(Dataset rows describing interfaces)

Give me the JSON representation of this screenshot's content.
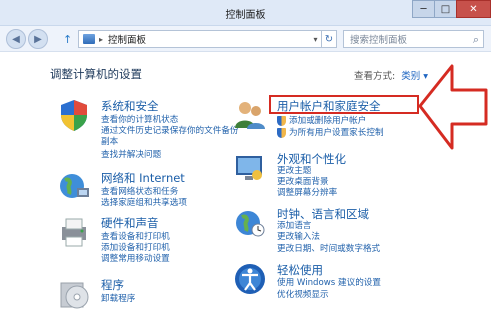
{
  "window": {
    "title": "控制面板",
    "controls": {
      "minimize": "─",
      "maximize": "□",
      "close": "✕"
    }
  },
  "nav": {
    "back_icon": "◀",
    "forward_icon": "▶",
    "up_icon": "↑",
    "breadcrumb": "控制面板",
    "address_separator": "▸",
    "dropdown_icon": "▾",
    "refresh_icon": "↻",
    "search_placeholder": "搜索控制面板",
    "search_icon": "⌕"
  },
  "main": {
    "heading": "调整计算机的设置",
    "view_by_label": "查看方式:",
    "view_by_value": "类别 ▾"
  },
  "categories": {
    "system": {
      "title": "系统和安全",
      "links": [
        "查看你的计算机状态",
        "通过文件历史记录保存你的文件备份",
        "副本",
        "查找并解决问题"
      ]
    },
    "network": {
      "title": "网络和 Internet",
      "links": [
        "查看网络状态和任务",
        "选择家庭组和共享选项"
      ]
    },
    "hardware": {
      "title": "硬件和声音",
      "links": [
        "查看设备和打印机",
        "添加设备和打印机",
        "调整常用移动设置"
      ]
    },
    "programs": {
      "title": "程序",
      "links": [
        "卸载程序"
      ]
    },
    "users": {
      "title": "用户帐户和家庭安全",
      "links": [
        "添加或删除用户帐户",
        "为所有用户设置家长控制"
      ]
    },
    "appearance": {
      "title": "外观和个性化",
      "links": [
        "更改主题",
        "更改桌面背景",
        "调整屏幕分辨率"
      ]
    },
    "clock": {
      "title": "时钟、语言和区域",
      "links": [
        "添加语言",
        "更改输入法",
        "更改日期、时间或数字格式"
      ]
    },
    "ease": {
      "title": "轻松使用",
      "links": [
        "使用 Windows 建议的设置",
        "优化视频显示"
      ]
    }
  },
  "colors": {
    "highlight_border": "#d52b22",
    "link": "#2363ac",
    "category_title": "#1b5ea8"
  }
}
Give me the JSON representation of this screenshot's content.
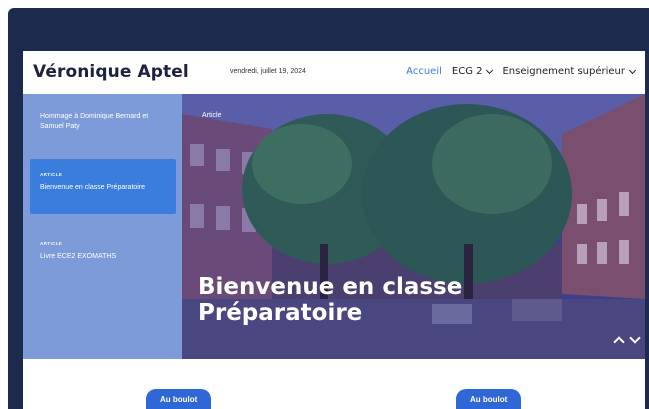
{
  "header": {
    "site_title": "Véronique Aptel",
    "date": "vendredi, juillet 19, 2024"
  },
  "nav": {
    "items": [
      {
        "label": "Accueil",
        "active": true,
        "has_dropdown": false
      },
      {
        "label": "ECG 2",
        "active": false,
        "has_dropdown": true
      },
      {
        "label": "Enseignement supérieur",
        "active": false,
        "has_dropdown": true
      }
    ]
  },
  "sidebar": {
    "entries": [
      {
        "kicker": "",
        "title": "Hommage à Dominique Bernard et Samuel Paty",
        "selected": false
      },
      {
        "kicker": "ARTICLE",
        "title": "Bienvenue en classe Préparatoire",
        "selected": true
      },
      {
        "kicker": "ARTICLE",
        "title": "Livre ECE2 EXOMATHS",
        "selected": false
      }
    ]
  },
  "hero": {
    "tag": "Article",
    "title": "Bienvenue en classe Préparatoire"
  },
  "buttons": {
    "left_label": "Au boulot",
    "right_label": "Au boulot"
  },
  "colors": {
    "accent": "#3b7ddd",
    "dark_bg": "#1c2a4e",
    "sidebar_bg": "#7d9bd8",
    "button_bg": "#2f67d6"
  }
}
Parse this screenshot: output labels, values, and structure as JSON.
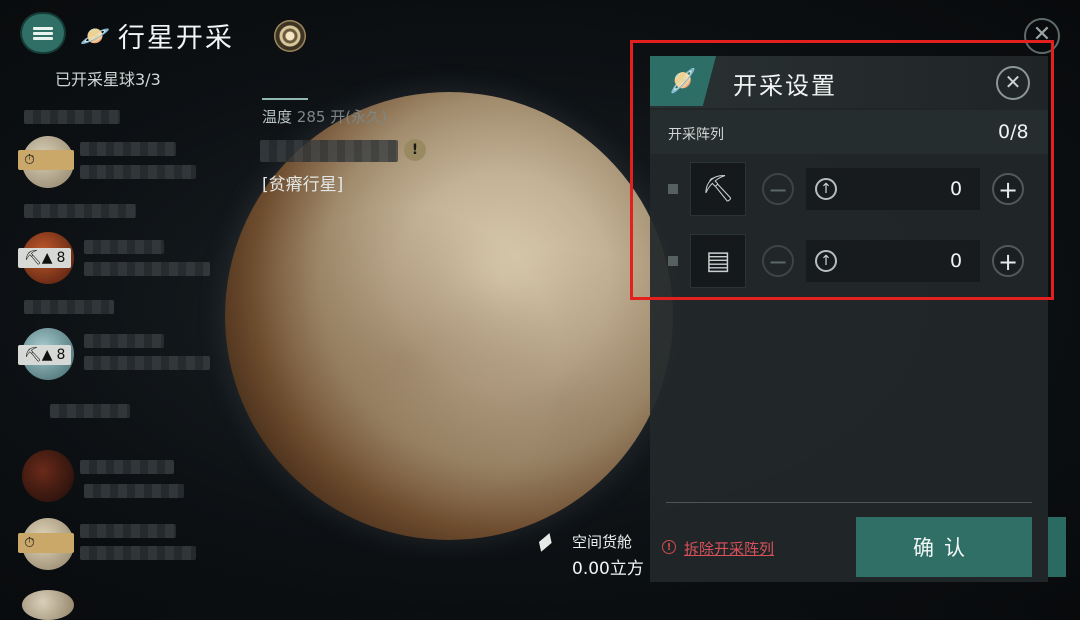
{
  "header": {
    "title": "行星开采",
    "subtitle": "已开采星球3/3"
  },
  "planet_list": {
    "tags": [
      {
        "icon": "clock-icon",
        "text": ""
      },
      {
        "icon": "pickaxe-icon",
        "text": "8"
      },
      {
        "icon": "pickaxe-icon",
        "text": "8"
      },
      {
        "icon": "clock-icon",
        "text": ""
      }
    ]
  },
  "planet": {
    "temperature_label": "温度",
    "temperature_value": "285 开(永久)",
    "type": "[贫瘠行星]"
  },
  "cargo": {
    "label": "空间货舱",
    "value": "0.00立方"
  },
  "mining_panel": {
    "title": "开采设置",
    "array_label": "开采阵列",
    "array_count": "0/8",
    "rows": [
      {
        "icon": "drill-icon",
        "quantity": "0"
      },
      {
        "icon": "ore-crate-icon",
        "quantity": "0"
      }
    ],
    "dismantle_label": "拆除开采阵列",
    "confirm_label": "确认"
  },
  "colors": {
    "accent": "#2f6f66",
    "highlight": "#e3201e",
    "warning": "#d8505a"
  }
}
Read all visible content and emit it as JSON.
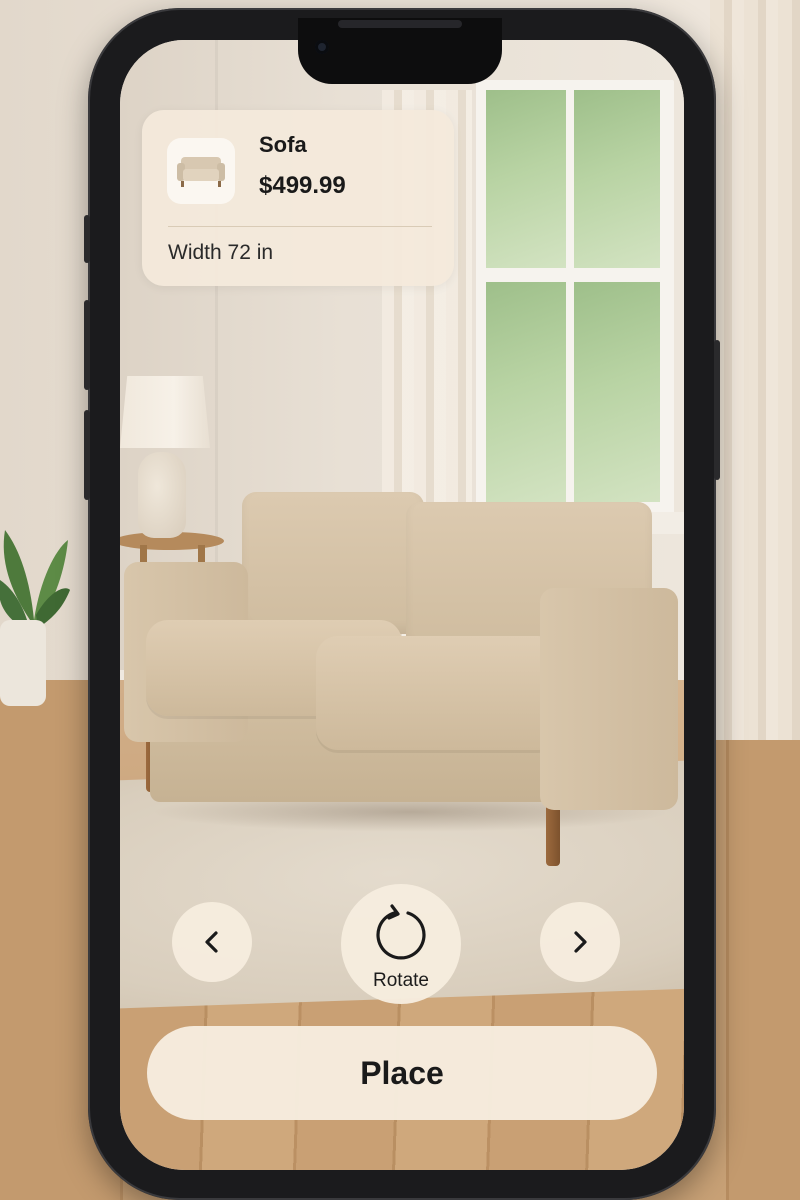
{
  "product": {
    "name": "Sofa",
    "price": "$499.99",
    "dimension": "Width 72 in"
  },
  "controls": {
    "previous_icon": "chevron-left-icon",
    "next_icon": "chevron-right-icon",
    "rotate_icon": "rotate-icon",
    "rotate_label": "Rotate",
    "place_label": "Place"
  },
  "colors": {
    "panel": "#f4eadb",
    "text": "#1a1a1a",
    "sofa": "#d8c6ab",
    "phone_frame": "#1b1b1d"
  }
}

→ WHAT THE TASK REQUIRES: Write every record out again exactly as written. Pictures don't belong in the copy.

→ RESULT FOR THIS EXERCISE:
Give me the JSON representation of this screenshot's content.
{
  "window": {
    "title": "控制面板",
    "controls": {
      "minimize": "─",
      "maximize": "□",
      "close": "✕"
    }
  },
  "nav": {
    "back_icon": "◀",
    "forward_icon": "▶",
    "up_icon": "↑",
    "breadcrumb": "控制面板",
    "address_separator": "▸",
    "dropdown_icon": "▾",
    "refresh_icon": "↻",
    "search_placeholder": "搜索控制面板",
    "search_icon": "⌕"
  },
  "main": {
    "heading": "调整计算机的设置",
    "view_by_label": "查看方式:",
    "view_by_value": "类别 ▾"
  },
  "categories": {
    "system": {
      "title": "系统和安全",
      "links": [
        "查看你的计算机状态",
        "通过文件历史记录保存你的文件备份",
        "副本",
        "查找并解决问题"
      ]
    },
    "network": {
      "title": "网络和 Internet",
      "links": [
        "查看网络状态和任务",
        "选择家庭组和共享选项"
      ]
    },
    "hardware": {
      "title": "硬件和声音",
      "links": [
        "查看设备和打印机",
        "添加设备和打印机",
        "调整常用移动设置"
      ]
    },
    "programs": {
      "title": "程序",
      "links": [
        "卸载程序"
      ]
    },
    "users": {
      "title": "用户帐户和家庭安全",
      "links": [
        "添加或删除用户帐户",
        "为所有用户设置家长控制"
      ]
    },
    "appearance": {
      "title": "外观和个性化",
      "links": [
        "更改主题",
        "更改桌面背景",
        "调整屏幕分辨率"
      ]
    },
    "clock": {
      "title": "时钟、语言和区域",
      "links": [
        "添加语言",
        "更改输入法",
        "更改日期、时间或数字格式"
      ]
    },
    "ease": {
      "title": "轻松使用",
      "links": [
        "使用 Windows 建议的设置",
        "优化视频显示"
      ]
    }
  },
  "colors": {
    "highlight_border": "#d52b22",
    "link": "#2363ac",
    "category_title": "#1b5ea8"
  }
}
Give me the JSON representation of this screenshot's content.
{
  "header": {
    "site_title": "Véronique Aptel",
    "date": "vendredi, juillet 19, 2024"
  },
  "nav": {
    "items": [
      {
        "label": "Accueil",
        "active": true,
        "has_dropdown": false
      },
      {
        "label": "ECG 2",
        "active": false,
        "has_dropdown": true
      },
      {
        "label": "Enseignement supérieur",
        "active": false,
        "has_dropdown": true
      }
    ]
  },
  "sidebar": {
    "entries": [
      {
        "kicker": "",
        "title": "Hommage à Dominique Bernard et Samuel Paty",
        "selected": false
      },
      {
        "kicker": "ARTICLE",
        "title": "Bienvenue en classe Préparatoire",
        "selected": true
      },
      {
        "kicker": "ARTICLE",
        "title": "Livre ECE2 EXOMATHS",
        "selected": false
      }
    ]
  },
  "hero": {
    "tag": "Article",
    "title": "Bienvenue en classe Préparatoire"
  },
  "buttons": {
    "left_label": "Au boulot",
    "right_label": "Au boulot"
  },
  "colors": {
    "accent": "#3b7ddd",
    "dark_bg": "#1c2a4e",
    "sidebar_bg": "#7d9bd8",
    "button_bg": "#2f67d6"
  }
}
Parse this screenshot: output labels, values, and structure as JSON.
{
  "header": {
    "title": "行星开采",
    "subtitle": "已开采星球3/3"
  },
  "planet_list": {
    "tags": [
      {
        "icon": "clock-icon",
        "text": ""
      },
      {
        "icon": "pickaxe-icon",
        "text": "8"
      },
      {
        "icon": "pickaxe-icon",
        "text": "8"
      },
      {
        "icon": "clock-icon",
        "text": ""
      }
    ]
  },
  "planet": {
    "temperature_label": "温度",
    "temperature_value": "285 开(永久)",
    "type": "[贫瘠行星]"
  },
  "cargo": {
    "label": "空间货舱",
    "value": "0.00立方"
  },
  "mining_panel": {
    "title": "开采设置",
    "array_label": "开采阵列",
    "array_count": "0/8",
    "rows": [
      {
        "icon": "drill-icon",
        "quantity": "0"
      },
      {
        "icon": "ore-crate-icon",
        "quantity": "0"
      }
    ],
    "dismantle_label": "拆除开采阵列",
    "confirm_label": "确认"
  },
  "colors": {
    "accent": "#2f6f66",
    "highlight": "#e3201e",
    "warning": "#d8505a"
  }
}
Read all visible content and emit it as JSON.
{
  "product": {
    "name": "Sofa",
    "price": "$499.99",
    "dimension": "Width 72 in"
  },
  "controls": {
    "previous_icon": "chevron-left-icon",
    "next_icon": "chevron-right-icon",
    "rotate_icon": "rotate-icon",
    "rotate_label": "Rotate",
    "place_label": "Place"
  },
  "colors": {
    "panel": "#f4eadb",
    "text": "#1a1a1a",
    "sofa": "#d8c6ab",
    "phone_frame": "#1b1b1d"
  }
}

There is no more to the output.